Note that a single carrier frequency shift signal can be received through this same converter-comparator. If only one converter is receiving intelligence, its signal is obviously always stronger, and the selector in the comparator favors it continuously (figure 12).

With the frequency diversity system, reception can come through one side of the converter-comparator or from the other side. This is a definite advantage. If transmitter failures occur, or there is trouble in one of the receivers of converters, this system, with such flexibility, is less likely to fail completely.

When necessary, a simple switching adjustment in the converter-comparator group can permit two different messages to be received and converted simultaneously (figure 13). In the adjustment, two different loops in the teletype panel are keyed and the d.c. mark and space signals are channeled to two separate teleprinters (figure 5).

However the carrier-frequency shift system is primarily designed for frequency diversity reception and for maximum adaptability to the variable conditions of long-range radio teletype communications, where fading and interference are usual.

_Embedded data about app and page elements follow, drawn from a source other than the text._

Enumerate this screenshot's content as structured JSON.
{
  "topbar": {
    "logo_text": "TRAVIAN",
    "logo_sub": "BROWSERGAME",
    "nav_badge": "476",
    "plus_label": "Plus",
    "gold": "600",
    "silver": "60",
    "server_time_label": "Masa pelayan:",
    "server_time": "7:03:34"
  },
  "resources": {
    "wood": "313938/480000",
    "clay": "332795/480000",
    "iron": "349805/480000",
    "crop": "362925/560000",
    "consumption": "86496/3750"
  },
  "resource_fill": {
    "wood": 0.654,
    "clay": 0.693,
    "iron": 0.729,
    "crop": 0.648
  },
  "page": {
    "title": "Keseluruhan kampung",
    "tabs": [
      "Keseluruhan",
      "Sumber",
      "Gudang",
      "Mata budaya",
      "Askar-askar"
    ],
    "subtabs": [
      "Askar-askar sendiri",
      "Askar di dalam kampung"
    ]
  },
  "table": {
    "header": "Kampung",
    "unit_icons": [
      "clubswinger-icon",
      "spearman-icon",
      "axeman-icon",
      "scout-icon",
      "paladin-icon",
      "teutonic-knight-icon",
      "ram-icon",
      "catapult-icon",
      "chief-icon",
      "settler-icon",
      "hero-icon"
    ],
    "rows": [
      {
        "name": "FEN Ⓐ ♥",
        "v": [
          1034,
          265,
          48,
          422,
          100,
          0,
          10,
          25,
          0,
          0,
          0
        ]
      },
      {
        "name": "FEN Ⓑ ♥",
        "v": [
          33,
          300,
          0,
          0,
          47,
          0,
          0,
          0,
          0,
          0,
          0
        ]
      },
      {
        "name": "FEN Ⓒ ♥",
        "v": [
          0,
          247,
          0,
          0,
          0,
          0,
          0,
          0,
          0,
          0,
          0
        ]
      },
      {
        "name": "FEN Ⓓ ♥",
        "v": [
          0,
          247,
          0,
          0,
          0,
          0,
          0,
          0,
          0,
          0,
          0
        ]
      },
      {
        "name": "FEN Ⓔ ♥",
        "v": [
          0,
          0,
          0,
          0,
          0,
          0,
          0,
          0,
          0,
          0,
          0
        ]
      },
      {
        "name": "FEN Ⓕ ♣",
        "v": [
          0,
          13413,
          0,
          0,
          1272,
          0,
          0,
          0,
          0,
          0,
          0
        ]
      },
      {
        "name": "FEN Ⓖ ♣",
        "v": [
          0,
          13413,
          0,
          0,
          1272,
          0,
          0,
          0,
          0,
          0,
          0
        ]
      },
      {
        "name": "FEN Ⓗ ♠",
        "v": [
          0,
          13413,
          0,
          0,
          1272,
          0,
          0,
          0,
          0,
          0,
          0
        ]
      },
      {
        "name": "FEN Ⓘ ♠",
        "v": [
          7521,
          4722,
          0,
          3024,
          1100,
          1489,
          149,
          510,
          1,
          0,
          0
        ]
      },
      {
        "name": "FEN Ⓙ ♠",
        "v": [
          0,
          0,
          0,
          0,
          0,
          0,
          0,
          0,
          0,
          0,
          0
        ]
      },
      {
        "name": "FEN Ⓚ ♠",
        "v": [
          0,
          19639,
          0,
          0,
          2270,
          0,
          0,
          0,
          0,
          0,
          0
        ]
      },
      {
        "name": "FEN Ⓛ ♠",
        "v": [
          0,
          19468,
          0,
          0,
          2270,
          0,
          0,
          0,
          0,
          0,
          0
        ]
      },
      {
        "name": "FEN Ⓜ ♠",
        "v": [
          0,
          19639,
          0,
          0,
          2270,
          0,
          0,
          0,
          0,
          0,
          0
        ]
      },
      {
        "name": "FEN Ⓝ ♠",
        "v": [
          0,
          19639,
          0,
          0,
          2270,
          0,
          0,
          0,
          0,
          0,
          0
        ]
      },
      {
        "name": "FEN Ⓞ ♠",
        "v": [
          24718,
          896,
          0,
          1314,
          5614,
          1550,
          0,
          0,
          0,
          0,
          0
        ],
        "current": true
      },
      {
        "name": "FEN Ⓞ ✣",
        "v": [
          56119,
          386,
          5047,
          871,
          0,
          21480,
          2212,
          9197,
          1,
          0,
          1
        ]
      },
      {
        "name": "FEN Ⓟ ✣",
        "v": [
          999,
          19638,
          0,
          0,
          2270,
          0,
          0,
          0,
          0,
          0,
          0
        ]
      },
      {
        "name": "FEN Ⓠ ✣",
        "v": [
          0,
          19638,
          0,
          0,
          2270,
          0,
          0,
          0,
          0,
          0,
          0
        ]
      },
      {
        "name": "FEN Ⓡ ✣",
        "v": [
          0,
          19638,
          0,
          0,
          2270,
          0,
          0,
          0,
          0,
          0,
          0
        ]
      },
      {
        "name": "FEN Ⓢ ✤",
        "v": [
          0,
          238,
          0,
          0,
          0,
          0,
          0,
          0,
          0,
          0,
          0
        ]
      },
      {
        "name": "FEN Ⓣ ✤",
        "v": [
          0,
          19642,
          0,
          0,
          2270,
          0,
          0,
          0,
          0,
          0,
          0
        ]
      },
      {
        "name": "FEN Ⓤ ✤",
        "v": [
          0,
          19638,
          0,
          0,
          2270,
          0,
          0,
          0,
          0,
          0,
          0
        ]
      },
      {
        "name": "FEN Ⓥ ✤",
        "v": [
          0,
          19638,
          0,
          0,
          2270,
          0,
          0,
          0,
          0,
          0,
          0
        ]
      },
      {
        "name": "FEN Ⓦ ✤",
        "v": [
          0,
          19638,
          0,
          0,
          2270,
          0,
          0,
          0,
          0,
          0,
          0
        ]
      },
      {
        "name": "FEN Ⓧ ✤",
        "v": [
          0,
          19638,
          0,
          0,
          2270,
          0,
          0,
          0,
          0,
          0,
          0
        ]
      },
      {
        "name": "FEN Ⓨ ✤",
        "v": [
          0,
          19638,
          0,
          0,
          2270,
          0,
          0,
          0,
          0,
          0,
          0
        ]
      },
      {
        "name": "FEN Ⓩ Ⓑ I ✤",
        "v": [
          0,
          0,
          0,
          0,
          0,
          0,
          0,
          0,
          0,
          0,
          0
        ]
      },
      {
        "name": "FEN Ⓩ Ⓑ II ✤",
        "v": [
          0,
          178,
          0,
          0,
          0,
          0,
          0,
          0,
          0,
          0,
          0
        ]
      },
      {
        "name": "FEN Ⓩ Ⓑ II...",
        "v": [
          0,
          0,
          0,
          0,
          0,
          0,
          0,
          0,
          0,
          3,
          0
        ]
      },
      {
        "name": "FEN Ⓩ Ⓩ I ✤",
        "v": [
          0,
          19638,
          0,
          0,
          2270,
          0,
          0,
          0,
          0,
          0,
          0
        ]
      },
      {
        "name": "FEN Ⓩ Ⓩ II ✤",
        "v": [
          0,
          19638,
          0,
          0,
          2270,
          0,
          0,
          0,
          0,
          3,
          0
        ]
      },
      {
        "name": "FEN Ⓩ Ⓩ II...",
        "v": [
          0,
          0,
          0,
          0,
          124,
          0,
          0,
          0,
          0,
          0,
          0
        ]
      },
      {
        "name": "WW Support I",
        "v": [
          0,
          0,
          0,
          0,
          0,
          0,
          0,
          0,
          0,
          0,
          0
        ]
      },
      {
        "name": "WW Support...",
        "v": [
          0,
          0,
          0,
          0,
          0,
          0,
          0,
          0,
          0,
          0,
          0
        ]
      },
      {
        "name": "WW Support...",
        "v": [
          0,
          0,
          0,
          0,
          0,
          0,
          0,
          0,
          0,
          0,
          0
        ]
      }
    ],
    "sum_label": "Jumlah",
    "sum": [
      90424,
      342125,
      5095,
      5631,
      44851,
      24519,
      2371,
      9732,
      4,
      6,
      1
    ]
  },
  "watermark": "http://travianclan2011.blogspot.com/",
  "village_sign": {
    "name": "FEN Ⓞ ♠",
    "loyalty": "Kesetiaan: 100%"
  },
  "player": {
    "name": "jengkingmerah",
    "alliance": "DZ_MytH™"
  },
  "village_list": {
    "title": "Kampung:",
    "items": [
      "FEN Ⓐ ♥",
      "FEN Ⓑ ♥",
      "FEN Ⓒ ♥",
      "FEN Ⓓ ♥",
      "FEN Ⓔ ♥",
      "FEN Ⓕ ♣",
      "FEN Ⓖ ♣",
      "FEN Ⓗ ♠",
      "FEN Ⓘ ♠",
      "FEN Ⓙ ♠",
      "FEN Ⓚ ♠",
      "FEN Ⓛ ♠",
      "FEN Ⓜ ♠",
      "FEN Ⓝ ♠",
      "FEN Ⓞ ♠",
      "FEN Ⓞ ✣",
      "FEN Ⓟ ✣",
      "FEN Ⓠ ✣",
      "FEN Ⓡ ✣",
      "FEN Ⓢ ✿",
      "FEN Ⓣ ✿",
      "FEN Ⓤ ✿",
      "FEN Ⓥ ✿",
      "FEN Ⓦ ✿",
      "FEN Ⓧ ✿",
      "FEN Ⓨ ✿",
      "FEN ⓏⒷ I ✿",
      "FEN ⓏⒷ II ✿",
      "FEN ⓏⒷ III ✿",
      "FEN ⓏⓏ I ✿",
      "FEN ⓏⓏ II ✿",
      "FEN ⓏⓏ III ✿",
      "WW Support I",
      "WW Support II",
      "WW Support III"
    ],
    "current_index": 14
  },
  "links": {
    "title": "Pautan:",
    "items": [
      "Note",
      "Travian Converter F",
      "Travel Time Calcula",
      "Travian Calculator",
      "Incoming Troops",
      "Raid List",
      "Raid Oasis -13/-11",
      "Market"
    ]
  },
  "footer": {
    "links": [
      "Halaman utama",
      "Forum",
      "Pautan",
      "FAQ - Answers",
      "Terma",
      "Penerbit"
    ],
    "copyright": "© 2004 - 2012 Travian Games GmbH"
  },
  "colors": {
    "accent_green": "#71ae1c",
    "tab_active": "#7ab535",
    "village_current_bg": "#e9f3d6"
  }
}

The versatile converter-comparator group and teletype panel provide the operational flexibility and circuit controls to accommodate almost any combination of conditions arising in long range radio-teletype operations of the Navy's carrier frequency shift receiving system afloat.